- [Work to be completed]
Would you go through the records below and copy each line with the string "this"?
***** Data to process *****
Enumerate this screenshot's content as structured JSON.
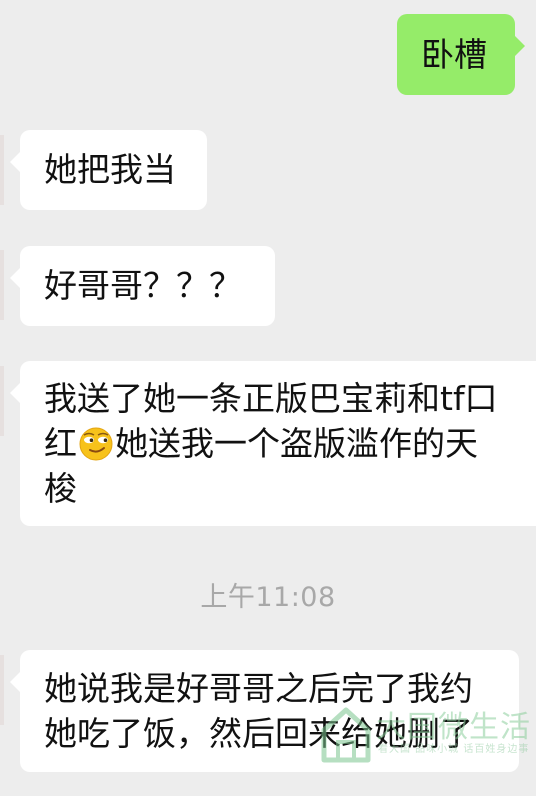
{
  "colors": {
    "background": "#ededed",
    "incoming_bubble": "#ffffff",
    "outgoing_bubble": "#95ec69",
    "timestamp_text": "#a8a8a8"
  },
  "messages": [
    {
      "direction": "outgoing",
      "text": "卧槽"
    },
    {
      "direction": "incoming",
      "text": "她把我当"
    },
    {
      "direction": "incoming",
      "text": "好哥哥？？？"
    },
    {
      "direction": "incoming",
      "line1": "我送了她一条正版巴宝莉和tf口",
      "line2_before_emoji": "红",
      "emoji": "smirk-emoji",
      "line2_after_emoji": "她送我一个盗版滥作的天",
      "line3": "梭"
    },
    {
      "direction": "incoming",
      "line1": "她说我是好哥哥之后完了我约",
      "line2": "她吃了饭，然后回来给她删了"
    }
  ],
  "timestamp": "上午11:08",
  "watermark": {
    "icon": "house-logo-icon",
    "text": "大国微生活",
    "subtext": "看大国 品味小城 话百姓身边事"
  }
}
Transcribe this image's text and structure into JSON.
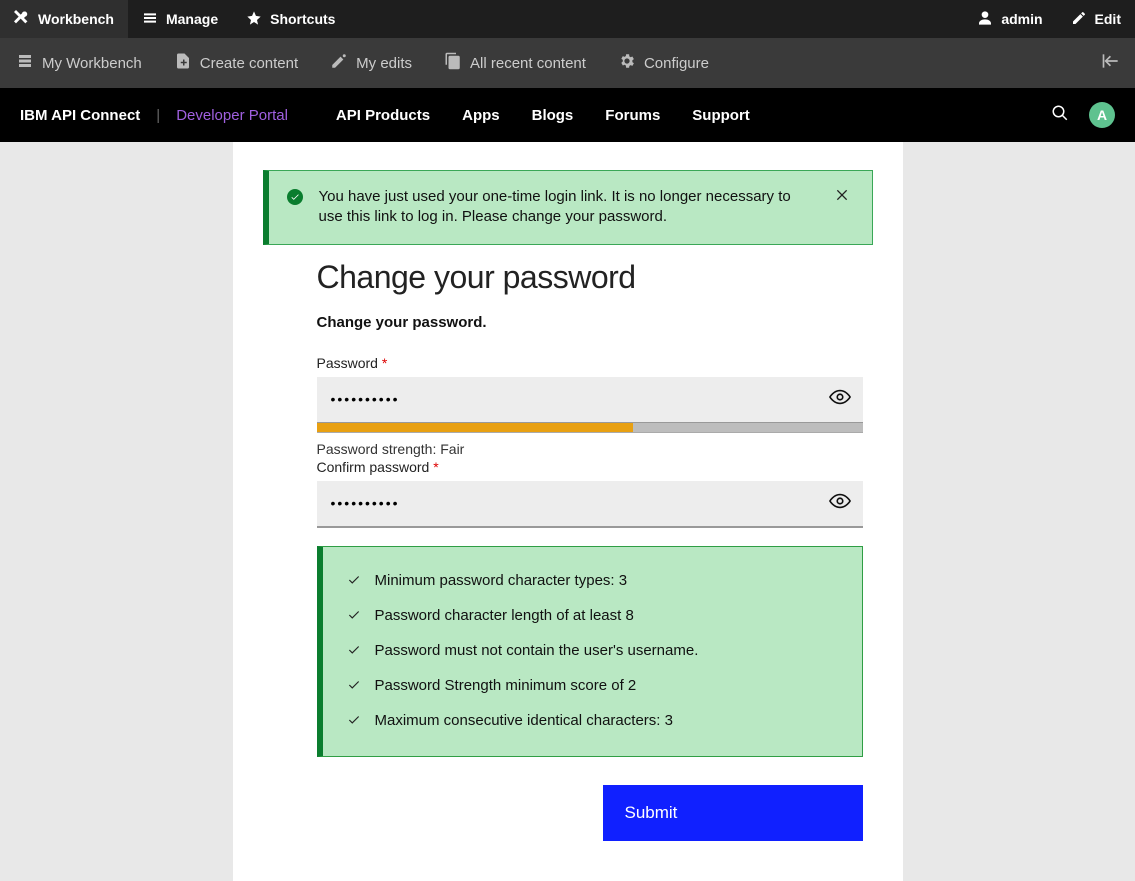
{
  "adminBar": {
    "workbench": "Workbench",
    "manage": "Manage",
    "shortcuts": "Shortcuts",
    "user": "admin",
    "edit": "Edit"
  },
  "toolbar": {
    "myWorkbench": "My Workbench",
    "createContent": "Create content",
    "myEdits": "My edits",
    "allRecent": "All recent content",
    "configure": "Configure"
  },
  "portalNav": {
    "brand": "IBM API Connect",
    "devPortal": "Developer Portal",
    "items": [
      "API Products",
      "Apps",
      "Blogs",
      "Forums",
      "Support"
    ],
    "avatarLetter": "A"
  },
  "alert": {
    "message": "You have just used your one-time login link. It is no longer necessary to use this link to log in. Please change your password."
  },
  "form": {
    "title": "Change your password",
    "subtitle": "Change your password.",
    "passwordLabel": "Password",
    "confirmLabel": "Confirm password",
    "required": "*",
    "passwordValue": "••••••••••",
    "confirmValue": "••••••••••",
    "strengthLabel": "Password strength:",
    "strengthValue": "Fair",
    "strengthPercent": 58,
    "rules": [
      "Minimum password character types: 3",
      "Password character length of at least 8",
      "Password must not contain the user's username.",
      "Password Strength minimum score of 2",
      "Maximum consecutive identical characters: 3"
    ],
    "submit": "Submit"
  }
}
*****
- [Written answer]
Enumerate this screenshot's content as structured JSON.
Transcribe this image's text and structure into JSON.
    "message": "You have just used your one-time login link. It is no longer necessary to use this link to log in. Please change your password."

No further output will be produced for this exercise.